**WORK ORDER**
Each entry that follows should be retyped in full and exactly.

**Collected data entries**
------

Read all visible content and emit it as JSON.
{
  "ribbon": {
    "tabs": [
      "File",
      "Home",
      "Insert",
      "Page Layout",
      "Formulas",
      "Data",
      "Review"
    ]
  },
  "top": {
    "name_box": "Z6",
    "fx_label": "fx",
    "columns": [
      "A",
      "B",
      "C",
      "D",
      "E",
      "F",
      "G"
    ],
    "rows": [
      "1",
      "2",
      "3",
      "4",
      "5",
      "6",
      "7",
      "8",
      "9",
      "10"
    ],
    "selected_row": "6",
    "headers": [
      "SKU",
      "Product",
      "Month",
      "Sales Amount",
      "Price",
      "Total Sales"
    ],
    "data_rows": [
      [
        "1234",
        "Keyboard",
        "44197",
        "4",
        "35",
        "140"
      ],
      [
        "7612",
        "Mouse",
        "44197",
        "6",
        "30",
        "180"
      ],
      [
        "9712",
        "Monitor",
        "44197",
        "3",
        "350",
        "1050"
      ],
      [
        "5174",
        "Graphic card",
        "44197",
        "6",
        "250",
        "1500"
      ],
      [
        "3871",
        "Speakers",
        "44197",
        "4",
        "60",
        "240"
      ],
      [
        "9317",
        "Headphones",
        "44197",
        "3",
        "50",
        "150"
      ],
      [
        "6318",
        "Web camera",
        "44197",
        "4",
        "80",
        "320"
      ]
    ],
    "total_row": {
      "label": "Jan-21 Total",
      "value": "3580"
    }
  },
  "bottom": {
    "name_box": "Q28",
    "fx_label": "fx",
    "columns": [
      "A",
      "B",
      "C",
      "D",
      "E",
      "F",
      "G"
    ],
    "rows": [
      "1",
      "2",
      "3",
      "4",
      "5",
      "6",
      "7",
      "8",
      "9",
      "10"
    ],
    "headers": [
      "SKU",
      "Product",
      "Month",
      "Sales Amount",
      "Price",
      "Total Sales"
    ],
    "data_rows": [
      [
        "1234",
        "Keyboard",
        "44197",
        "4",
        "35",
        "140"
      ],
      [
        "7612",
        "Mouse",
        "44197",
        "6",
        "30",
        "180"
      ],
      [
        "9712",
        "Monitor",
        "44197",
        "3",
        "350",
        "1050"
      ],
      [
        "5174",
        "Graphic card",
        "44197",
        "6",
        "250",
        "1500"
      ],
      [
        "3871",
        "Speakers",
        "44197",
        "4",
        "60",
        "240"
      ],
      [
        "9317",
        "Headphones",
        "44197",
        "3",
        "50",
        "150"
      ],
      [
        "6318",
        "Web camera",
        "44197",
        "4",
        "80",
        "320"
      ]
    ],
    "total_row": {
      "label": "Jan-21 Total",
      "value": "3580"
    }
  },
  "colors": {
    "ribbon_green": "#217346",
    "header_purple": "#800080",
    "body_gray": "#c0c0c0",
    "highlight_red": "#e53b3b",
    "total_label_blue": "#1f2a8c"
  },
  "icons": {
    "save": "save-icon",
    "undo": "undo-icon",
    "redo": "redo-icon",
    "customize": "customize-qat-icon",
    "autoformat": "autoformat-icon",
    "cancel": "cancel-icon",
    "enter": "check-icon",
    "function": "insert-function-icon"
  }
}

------

**TASK ANSWER**
Read all visible content and emit it as JSON.
{
  "ribbon": {
    "tabs": [
      "File",
      "Home",
      "Insert",
      "Page Layout",
      "Formulas",
      "Data",
      "Review"
    ]
  },
  "top": {
    "name_box": "Z6",
    "fx_label": "fx",
    "columns": [
      "A",
      "B",
      "C",
      "D",
      "E",
      "F",
      "G"
    ],
    "rows": [
      "1",
      "2",
      "3",
      "4",
      "5",
      "6",
      "7",
      "8",
      "9",
      "10"
    ],
    "selected_row": "6",
    "headers": [
      "SKU",
      "Product",
      "Month",
      "Sales Amount",
      "Price",
      "Total Sales"
    ],
    "data_rows": [
      [
        "1234",
        "Keyboard",
        "44197",
        "4",
        "35",
        "140"
      ],
      [
        "7612",
        "Mouse",
        "44197",
        "6",
        "30",
        "180"
      ],
      [
        "9712",
        "Monitor",
        "44197",
        "3",
        "350",
        "1050"
      ],
      [
        "5174",
        "Graphic card",
        "44197",
        "6",
        "250",
        "1500"
      ],
      [
        "3871",
        "Speakers",
        "44197",
        "4",
        "60",
        "240"
      ],
      [
        "9317",
        "Headphones",
        "44197",
        "3",
        "50",
        "150"
      ],
      [
        "6318",
        "Web camera",
        "44197",
        "4",
        "80",
        "320"
      ]
    ],
    "total_row": {
      "label": "Jan-21 Total",
      "value": "3580"
    }
  },
  "bottom": {
    "name_box": "Q28",
    "fx_label": "fx",
    "columns": [
      "A",
      "B",
      "C",
      "D",
      "E",
      "F",
      "G"
    ],
    "rows": [
      "1",
      "2",
      "3",
      "4",
      "5",
      "6",
      "7",
      "8",
      "9",
      "10"
    ],
    "headers": [
      "SKU",
      "Product",
      "Month",
      "Sales Amount",
      "Price",
      "Total Sales"
    ],
    "data_rows": [
      [
        "1234",
        "Keyboard",
        "44197",
        "4",
        "35",
        "140"
      ],
      [
        "7612",
        "Mouse",
        "44197",
        "6",
        "30",
        "180"
      ],
      [
        "9712",
        "Monitor",
        "44197",
        "3",
        "350",
        "1050"
      ],
      [
        "5174",
        "Graphic card",
        "44197",
        "6",
        "250",
        "1500"
      ],
      [
        "3871",
        "Speakers",
        "44197",
        "4",
        "60",
        "240"
      ],
      [
        "9317",
        "Headphones",
        "44197",
        "3",
        "50",
        "150"
      ],
      [
        "6318",
        "Web camera",
        "44197",
        "4",
        "80",
        "320"
      ]
    ],
    "total_row": {
      "label": "Jan-21 Total",
      "value": "3580"
    }
  },
  "colors": {
    "ribbon_green": "#217346",
    "header_purple": "#800080",
    "body_gray": "#c0c0c0",
    "highlight_red": "#e53b3b",
    "total_label_blue": "#1f2a8c"
  },
  "icons": {
    "save": "save-icon",
    "undo": "undo-icon",
    "redo": "redo-icon",
    "customize": "customize-qat-icon",
    "autoformat": "autoformat-icon",
    "cancel": "cancel-icon",
    "enter": "check-icon",
    "function": "insert-function-icon"
  }
}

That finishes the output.